Assignment: Scan the records below for the string "number" and return every line where it appears.

App and web page records:
━━━━━━━━━━━━━━━━━━━━
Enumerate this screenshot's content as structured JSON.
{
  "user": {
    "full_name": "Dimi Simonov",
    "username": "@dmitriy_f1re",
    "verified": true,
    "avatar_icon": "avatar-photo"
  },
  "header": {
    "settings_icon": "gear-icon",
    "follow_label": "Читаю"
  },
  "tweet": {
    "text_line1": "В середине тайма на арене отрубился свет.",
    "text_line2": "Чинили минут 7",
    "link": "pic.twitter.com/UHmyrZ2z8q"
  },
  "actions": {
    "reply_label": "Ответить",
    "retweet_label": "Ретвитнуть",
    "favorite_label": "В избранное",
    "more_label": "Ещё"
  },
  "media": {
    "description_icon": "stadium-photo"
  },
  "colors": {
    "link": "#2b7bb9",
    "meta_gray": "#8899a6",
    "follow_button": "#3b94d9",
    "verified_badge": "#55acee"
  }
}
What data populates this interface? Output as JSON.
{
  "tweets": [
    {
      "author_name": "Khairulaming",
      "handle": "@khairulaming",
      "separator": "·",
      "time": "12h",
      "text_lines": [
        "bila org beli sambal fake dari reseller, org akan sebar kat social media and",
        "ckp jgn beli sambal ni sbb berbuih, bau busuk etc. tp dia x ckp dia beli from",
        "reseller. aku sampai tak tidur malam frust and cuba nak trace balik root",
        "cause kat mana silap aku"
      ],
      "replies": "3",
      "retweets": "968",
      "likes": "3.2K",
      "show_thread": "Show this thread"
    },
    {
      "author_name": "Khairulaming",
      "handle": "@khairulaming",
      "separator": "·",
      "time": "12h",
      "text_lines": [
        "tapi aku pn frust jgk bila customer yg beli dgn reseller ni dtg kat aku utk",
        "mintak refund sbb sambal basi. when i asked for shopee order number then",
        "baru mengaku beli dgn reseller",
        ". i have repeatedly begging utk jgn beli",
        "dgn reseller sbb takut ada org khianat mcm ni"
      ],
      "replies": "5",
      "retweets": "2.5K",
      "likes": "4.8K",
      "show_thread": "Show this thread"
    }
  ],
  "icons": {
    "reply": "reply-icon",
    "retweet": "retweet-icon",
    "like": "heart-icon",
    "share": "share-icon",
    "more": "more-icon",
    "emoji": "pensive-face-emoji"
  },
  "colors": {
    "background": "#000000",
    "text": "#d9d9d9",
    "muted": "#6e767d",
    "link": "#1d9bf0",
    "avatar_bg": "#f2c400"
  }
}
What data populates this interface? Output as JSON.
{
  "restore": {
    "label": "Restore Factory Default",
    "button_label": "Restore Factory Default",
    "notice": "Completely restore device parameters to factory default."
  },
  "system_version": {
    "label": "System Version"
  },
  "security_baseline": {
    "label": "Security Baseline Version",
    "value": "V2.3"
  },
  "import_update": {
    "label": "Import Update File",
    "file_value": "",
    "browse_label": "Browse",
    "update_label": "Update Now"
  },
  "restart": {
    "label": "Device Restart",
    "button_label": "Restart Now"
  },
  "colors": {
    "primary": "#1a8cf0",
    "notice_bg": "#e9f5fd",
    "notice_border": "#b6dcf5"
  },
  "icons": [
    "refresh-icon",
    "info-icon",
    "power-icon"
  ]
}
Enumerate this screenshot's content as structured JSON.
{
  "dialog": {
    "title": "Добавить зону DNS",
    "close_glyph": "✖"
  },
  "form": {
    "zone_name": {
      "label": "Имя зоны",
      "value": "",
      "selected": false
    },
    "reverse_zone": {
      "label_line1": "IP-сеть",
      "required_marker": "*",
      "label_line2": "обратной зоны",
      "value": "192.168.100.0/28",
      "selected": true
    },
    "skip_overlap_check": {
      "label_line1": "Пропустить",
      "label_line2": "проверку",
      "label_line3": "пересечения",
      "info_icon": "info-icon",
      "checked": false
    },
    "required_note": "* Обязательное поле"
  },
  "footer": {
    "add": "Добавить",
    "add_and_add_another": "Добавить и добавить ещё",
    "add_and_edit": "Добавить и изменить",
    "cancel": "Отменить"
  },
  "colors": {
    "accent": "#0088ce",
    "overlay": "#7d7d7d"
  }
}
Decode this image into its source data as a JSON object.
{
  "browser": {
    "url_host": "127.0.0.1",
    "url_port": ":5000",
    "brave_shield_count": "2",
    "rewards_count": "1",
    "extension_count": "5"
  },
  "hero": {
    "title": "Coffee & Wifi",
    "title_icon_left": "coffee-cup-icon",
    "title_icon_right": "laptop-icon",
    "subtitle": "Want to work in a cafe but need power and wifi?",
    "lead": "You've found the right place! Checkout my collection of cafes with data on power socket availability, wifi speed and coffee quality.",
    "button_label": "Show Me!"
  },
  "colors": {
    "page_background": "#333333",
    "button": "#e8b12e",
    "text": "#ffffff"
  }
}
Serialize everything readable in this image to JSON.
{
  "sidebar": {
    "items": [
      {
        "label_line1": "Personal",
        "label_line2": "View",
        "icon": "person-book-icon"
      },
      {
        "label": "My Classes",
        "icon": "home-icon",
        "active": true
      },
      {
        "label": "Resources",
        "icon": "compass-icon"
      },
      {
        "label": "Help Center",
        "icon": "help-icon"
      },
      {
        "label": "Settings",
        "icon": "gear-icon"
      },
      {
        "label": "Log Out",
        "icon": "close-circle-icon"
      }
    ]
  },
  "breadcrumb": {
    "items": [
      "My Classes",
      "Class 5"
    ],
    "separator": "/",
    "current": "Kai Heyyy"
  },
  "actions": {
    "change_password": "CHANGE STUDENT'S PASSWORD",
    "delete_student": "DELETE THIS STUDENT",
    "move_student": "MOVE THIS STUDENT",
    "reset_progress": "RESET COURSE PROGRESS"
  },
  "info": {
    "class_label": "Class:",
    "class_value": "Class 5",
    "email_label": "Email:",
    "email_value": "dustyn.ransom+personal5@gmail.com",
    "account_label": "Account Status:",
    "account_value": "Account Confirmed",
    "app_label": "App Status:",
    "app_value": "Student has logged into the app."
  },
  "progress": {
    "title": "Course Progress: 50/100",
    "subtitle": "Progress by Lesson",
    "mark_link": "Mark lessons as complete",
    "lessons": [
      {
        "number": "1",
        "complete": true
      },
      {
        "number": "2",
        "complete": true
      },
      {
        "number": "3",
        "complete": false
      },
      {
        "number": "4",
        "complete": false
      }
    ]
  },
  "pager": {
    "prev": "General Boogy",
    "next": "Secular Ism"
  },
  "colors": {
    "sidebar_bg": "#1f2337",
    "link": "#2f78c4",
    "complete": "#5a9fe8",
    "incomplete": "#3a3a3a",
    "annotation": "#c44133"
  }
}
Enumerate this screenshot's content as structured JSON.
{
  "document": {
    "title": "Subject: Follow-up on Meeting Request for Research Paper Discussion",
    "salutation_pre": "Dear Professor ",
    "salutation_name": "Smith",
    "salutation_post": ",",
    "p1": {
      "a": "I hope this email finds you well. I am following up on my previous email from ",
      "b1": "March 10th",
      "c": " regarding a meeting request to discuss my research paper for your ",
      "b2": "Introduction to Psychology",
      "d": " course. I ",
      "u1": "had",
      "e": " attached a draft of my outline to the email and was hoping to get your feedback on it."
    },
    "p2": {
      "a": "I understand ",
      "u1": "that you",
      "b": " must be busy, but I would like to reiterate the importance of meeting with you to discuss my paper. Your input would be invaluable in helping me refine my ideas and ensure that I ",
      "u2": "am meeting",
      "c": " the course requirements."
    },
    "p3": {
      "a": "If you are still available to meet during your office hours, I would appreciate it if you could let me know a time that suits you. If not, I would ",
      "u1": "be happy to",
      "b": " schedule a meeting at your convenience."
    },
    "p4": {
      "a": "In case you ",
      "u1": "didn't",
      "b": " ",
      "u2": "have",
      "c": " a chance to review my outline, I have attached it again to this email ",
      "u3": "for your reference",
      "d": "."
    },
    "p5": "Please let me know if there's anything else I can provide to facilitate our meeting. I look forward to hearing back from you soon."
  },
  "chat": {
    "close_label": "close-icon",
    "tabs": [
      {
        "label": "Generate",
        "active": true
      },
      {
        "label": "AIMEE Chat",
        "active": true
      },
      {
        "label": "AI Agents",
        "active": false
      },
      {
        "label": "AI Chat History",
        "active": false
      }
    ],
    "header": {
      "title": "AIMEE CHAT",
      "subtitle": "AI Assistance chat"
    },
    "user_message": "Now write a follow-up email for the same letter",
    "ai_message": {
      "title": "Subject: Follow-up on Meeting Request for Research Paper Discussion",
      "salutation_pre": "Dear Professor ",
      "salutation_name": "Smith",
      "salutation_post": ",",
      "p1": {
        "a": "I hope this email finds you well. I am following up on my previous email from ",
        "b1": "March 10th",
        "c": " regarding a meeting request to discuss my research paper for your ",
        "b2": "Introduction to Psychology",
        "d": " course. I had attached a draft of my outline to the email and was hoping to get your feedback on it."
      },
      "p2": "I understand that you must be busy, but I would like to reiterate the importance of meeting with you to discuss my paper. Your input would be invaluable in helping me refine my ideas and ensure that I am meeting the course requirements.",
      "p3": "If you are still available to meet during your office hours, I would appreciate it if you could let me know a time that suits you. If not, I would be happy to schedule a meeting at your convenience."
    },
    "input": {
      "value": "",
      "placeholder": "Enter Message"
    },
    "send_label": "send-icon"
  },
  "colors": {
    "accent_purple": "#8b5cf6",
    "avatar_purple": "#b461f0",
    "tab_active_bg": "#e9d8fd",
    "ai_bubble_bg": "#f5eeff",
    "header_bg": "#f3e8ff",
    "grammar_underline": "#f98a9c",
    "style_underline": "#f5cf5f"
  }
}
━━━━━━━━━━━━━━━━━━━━
Answer to this exercise:
        "mintak refund sbb sambal basi. when i asked for shopee order number then",
        "number": "1",
        "number": "2",
        "number": "3",
        "number": "4",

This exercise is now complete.